▸ **YOUR GOAL**: Word for word, give the listing below again.

▸ **RECORDS PROVIDED**:
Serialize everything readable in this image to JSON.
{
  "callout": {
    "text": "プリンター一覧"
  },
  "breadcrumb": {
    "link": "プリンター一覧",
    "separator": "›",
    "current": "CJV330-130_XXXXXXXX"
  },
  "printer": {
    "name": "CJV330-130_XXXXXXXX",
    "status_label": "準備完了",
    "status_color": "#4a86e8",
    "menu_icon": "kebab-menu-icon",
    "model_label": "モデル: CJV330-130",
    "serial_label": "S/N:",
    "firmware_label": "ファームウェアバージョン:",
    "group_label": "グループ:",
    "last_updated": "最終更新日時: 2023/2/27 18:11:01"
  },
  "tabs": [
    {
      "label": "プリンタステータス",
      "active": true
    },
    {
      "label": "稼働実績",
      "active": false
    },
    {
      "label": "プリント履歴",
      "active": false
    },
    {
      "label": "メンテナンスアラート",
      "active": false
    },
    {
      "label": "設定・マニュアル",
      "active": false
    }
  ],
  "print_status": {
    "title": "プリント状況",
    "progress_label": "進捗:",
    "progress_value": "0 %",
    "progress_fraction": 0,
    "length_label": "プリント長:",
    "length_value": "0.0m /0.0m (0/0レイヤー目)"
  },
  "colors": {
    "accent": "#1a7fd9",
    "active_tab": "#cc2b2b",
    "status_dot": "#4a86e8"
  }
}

▸ **RESPONSE FOR THIS EXERCISE**:
Serialize everything readable in this image to JSON.
{
  "callout": {
    "text": "プリンター一覧"
  },
  "breadcrumb": {
    "link": "プリンター一覧",
    "separator": "›",
    "current": "CJV330-130_XXXXXXXX"
  },
  "printer": {
    "name": "CJV330-130_XXXXXXXX",
    "status_label": "準備完了",
    "status_color": "#4a86e8",
    "menu_icon": "kebab-menu-icon",
    "model_label": "モデル: CJV330-130",
    "serial_label": "S/N:",
    "firmware_label": "ファームウェアバージョン:",
    "group_label": "グループ:",
    "last_updated": "最終更新日時: 2023/2/27 18:11:01"
  },
  "tabs": [
    {
      "label": "プリンタステータス",
      "active": true
    },
    {
      "label": "稼働実績",
      "active": false
    },
    {
      "label": "プリント履歴",
      "active": false
    },
    {
      "label": "メンテナンスアラート",
      "active": false
    },
    {
      "label": "設定・マニュアル",
      "active": false
    }
  ],
  "print_status": {
    "title": "プリント状況",
    "progress_label": "進捗:",
    "progress_value": "0 %",
    "progress_fraction": 0,
    "length_label": "プリント長:",
    "length_value": "0.0m /0.0m (0/0レイヤー目)"
  },
  "colors": {
    "accent": "#1a7fd9",
    "active_tab": "#cc2b2b",
    "status_dot": "#4a86e8"
  }
}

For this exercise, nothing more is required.